_Task_: Please write out every line of the material, leaving out any picture.
[[ Record set, beginning ]]
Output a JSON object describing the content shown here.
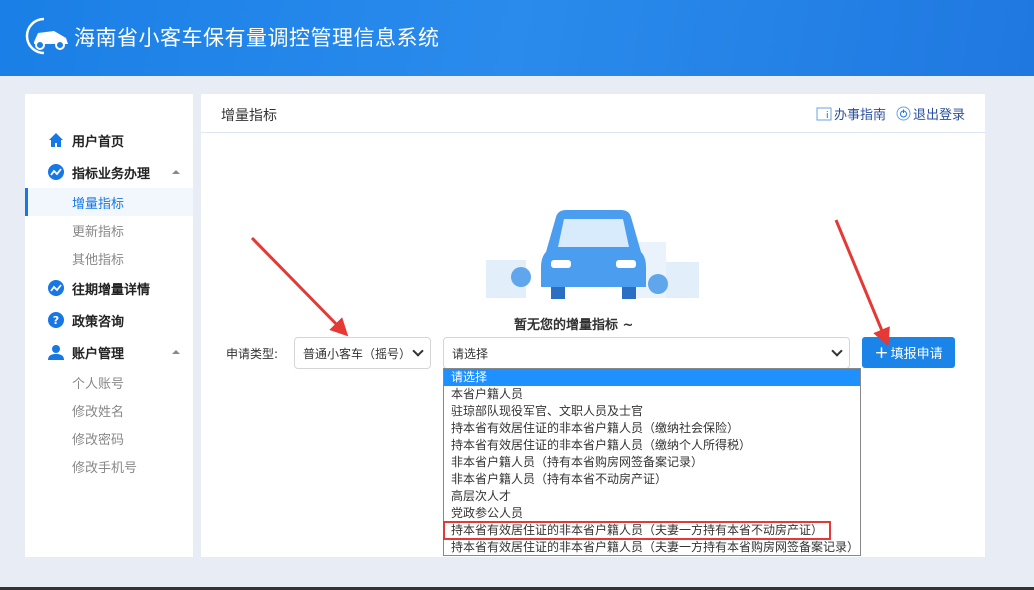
{
  "header": {
    "title": "海南省小客车保有量调控管理信息系统"
  },
  "sidebar": {
    "items": [
      {
        "label": "用户首页",
        "icon": "home-icon"
      },
      {
        "label": "指标业务办理",
        "icon": "trend-icon"
      },
      {
        "label": "增量指标"
      },
      {
        "label": "更新指标"
      },
      {
        "label": "其他指标"
      },
      {
        "label": "往期增量详情",
        "icon": "trend-icon"
      },
      {
        "label": "政策咨询",
        "icon": "question-icon"
      },
      {
        "label": "账户管理",
        "icon": "user-icon"
      },
      {
        "label": "个人账号"
      },
      {
        "label": "修改姓名"
      },
      {
        "label": "修改密码"
      },
      {
        "label": "修改手机号"
      }
    ]
  },
  "main": {
    "title": "增量指标",
    "guide": "办事指南",
    "logout": "退出登录",
    "empty_text": "暂无您的增量指标 ~",
    "type_label": "申请类型:",
    "type_value": "普通小客车（摇号）",
    "category_value": "请选择",
    "submit": "填报申请",
    "options": [
      "请选择",
      "本省户籍人员",
      "驻琼部队现役军官、文职人员及士官",
      "持本省有效居住证的非本省户籍人员（缴纳社会保险）",
      "持本省有效居住证的非本省户籍人员（缴纳个人所得税）",
      "非本省户籍人员（持有本省购房网签备案记录）",
      "非本省户籍人员（持有本省不动房产证）",
      "高层次人才",
      "党政参公人员",
      "持本省有效居住证的非本省户籍人员（夫妻一方持有本省不动房产证）",
      "持本省有效居住证的非本省户籍人员（夫妻一方持有本省购房网签备案记录）"
    ]
  },
  "colors": {
    "accent": "#1a84e8",
    "highlight": "#e53935"
  }
}
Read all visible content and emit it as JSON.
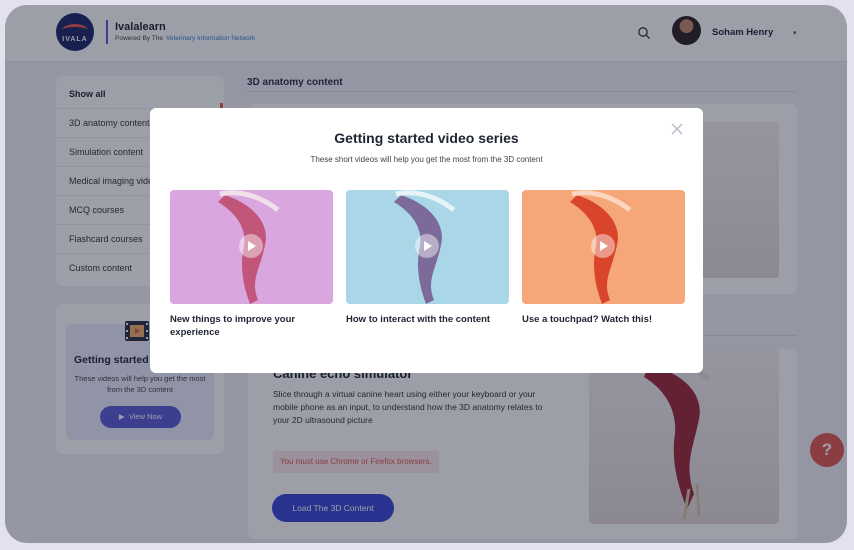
{
  "brand": {
    "logo_text": "IVALA",
    "title": "Ivalalearn",
    "powered_by": "Powered By The",
    "network": "Veterinary Information Network"
  },
  "header": {
    "user_name": "Soham Henry",
    "caret": "▾"
  },
  "sidebar": {
    "items": [
      {
        "label": "Show all"
      },
      {
        "label": "3D anatomy content"
      },
      {
        "label": "Simulation content"
      },
      {
        "label": "Medical imaging videos"
      },
      {
        "label": "MCQ courses"
      },
      {
        "label": "Flashcard courses"
      },
      {
        "label": "Custom content"
      }
    ]
  },
  "getting_started_card": {
    "title": "Getting started video series",
    "description": "These videos will help you get the most from the 3D content",
    "button": "View Now"
  },
  "main": {
    "section_3d": "3D anatomy content",
    "canine": {
      "title": "Canine echo simulator",
      "description": "Slice through a virtual canine heart using either your keyboard or your mobile phone as an input, to understand how the 3D anatomy relates to your 2D ultrasound picture",
      "warning": "You must use Chrome or Firefox browsers.",
      "load_button": "Load The 3D Content"
    }
  },
  "help": {
    "label": "?"
  },
  "modal": {
    "title": "Getting started video series",
    "subtitle": "These short videos will help you get the most from the 3D content",
    "videos": [
      {
        "label": "New things to improve your experience",
        "color": "#d9a6df"
      },
      {
        "label": "How to interact with the content",
        "color": "#a9d7e8"
      },
      {
        "label": "Use a touchpad? Watch this!",
        "color": "#f5a77a"
      }
    ]
  },
  "colors": {
    "accent": "#5a5bd5",
    "danger": "#e05a4f",
    "load_button": "#3a47d5"
  }
}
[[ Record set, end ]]
_Answer area_:
Output a JSON object describing the content shown here.
{
  "header": {
    "title": "海南省小客车保有量调控管理信息系统"
  },
  "sidebar": {
    "items": [
      {
        "label": "用户首页",
        "icon": "home-icon"
      },
      {
        "label": "指标业务办理",
        "icon": "trend-icon"
      },
      {
        "label": "增量指标"
      },
      {
        "label": "更新指标"
      },
      {
        "label": "其他指标"
      },
      {
        "label": "往期增量详情",
        "icon": "trend-icon"
      },
      {
        "label": "政策咨询",
        "icon": "question-icon"
      },
      {
        "label": "账户管理",
        "icon": "user-icon"
      },
      {
        "label": "个人账号"
      },
      {
        "label": "修改姓名"
      },
      {
        "label": "修改密码"
      },
      {
        "label": "修改手机号"
      }
    ]
  },
  "main": {
    "title": "增量指标",
    "guide": "办事指南",
    "logout": "退出登录",
    "empty_text": "暂无您的增量指标 ~",
    "type_label": "申请类型:",
    "type_value": "普通小客车（摇号）",
    "category_value": "请选择",
    "submit": "填报申请",
    "options": [
      "请选择",
      "本省户籍人员",
      "驻琼部队现役军官、文职人员及士官",
      "持本省有效居住证的非本省户籍人员（缴纳社会保险）",
      "持本省有效居住证的非本省户籍人员（缴纳个人所得税）",
      "非本省户籍人员（持有本省购房网签备案记录）",
      "非本省户籍人员（持有本省不动房产证）",
      "高层次人才",
      "党政参公人员",
      "持本省有效居住证的非本省户籍人员（夫妻一方持有本省不动房产证）",
      "持本省有效居住证的非本省户籍人员（夫妻一方持有本省购房网签备案记录）"
    ]
  },
  "colors": {
    "accent": "#1a84e8",
    "highlight": "#e53935"
  }
}
Read all visible content and emit it as JSON.
{
  "brand": {
    "logo_text": "IVALA",
    "title": "Ivalalearn",
    "powered_by": "Powered By The",
    "network": "Veterinary Information Network"
  },
  "header": {
    "user_name": "Soham Henry",
    "caret": "▾"
  },
  "sidebar": {
    "items": [
      {
        "label": "Show all"
      },
      {
        "label": "3D anatomy content"
      },
      {
        "label": "Simulation content"
      },
      {
        "label": "Medical imaging videos"
      },
      {
        "label": "MCQ courses"
      },
      {
        "label": "Flashcard courses"
      },
      {
        "label": "Custom content"
      }
    ]
  },
  "getting_started_card": {
    "title": "Getting started video series",
    "description": "These videos will help you get the most from the 3D content",
    "button": "View Now"
  },
  "main": {
    "section_3d": "3D anatomy content",
    "canine": {
      "title": "Canine echo simulator",
      "description": "Slice through a virtual canine heart using either your keyboard or your mobile phone as an input, to understand how the 3D anatomy relates to your 2D ultrasound picture",
      "warning": "You must use Chrome or Firefox browsers.",
      "load_button": "Load The 3D Content"
    }
  },
  "help": {
    "label": "?"
  },
  "modal": {
    "title": "Getting started video series",
    "subtitle": "These short videos will help you get the most from the 3D content",
    "videos": [
      {
        "label": "New things to improve your experience",
        "color": "#d9a6df"
      },
      {
        "label": "How to interact with the content",
        "color": "#a9d7e8"
      },
      {
        "label": "Use a touchpad? Watch this!",
        "color": "#f5a77a"
      }
    ]
  },
  "colors": {
    "accent": "#5a5bd5",
    "danger": "#e05a4f",
    "load_button": "#3a47d5"
  }
}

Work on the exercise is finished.